The tunes on this compilation of Basie’s greatest years feature the vocals and instrumentals, blues and “Rhythm” changes, head charts and beautiful arrangements, the full band and various small groups, the horn players and the rhythm section. Some of them, like Jump and Jumpin’ at the Woodside, epitomize the head arrangements; others became incredibly influential on small group players (notably the Prez vehicles Tickle Toe and Lester Leaps In); some allow Basie to unleash his own formidable but typically under-employed boogie-woogie skills (Red Bank Boogie); some—really all—are features for the springy levitation of the rhythm section; some just rock harder than anything before Louis Jordan (Yeah Man). They all, even in the low-fidelity and brief duration of the 78, provide a little taste of what those nights at the Famous Door in ’38 must have felt like.

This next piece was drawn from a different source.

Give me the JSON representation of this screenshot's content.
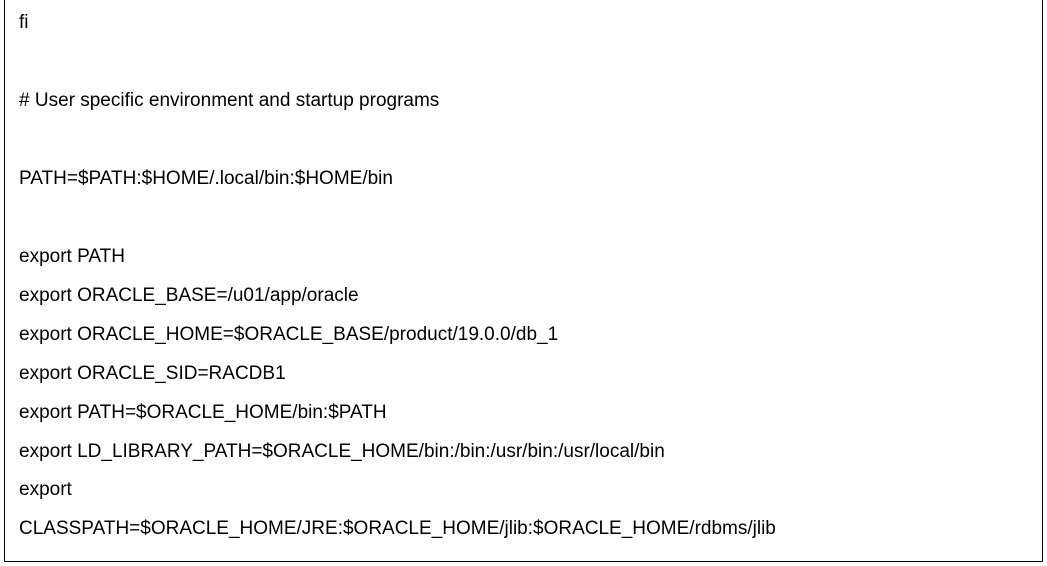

The Second War killed the big bands: white players were encouraged to enlist en masse (and usually whiled away their tours playing for the troops), black players were usually unable to get work, while the rationing of rubber (for tires) and gasoline (for buses) destroyed the touring circuits. An awful lot of people wound up working overtime or the swing-shift in the defense industry, while the government levied a nightclub tax that made dancing a costly proposition for club owners—who put in more tables and encouraged listening music instead. Bebop would be the result.

But that was in the future. Basie himself was reduced, in the early ‘50s, to touring with a small group, but he boogied just as hard and just as charmingly. Eventually, when he was able to revive the big band in the Eisenhower ‘50s, it became a very different—but still great—band, now relying not on swing and head arrangements, but on the seminal charts of great arrangers like Frank Foster and Sammy Nestico. I played a lot of those charts for Dominic Spera in Bloomington, and I played head charts for Dave Baker—but before that, I knew Basie’s music.

I knew it because, though a conflagration of circumstances I can barely remember, Dharmonia and I scored some tickets to see the Basie band at Harvard around ’81. He was old, and sick, by then, and the band was full of young turks, the masters having long since retired or passed on, but the grin, the captain’s cap, and the style were still there. And when we walked into that little banquet room in Harvard, paneled just the way you’d think the Ivy League would be, the aura of that band’s history was palpable even to us who didn’t know much about them. And when they hit, in that paneled Cantabridgian room full of Harvard students and a few stray hipsters like us, it was absolutely overwhelmingly: smooth, powerful, confident, understated, and like a 16-cylinder engine. It was absolutely incredible. By then, they'd been playing together sixty years, some of them--and the ferocity was still there. They weren't taking shit from anybody.

Years after that, we went to school on Basie at Indiana. Years after that, the guys who played on my Master’s recital went to work on the Basie band. Years after that, I wound up teaching that music as history.

But I was lucky enough to know it as experience first.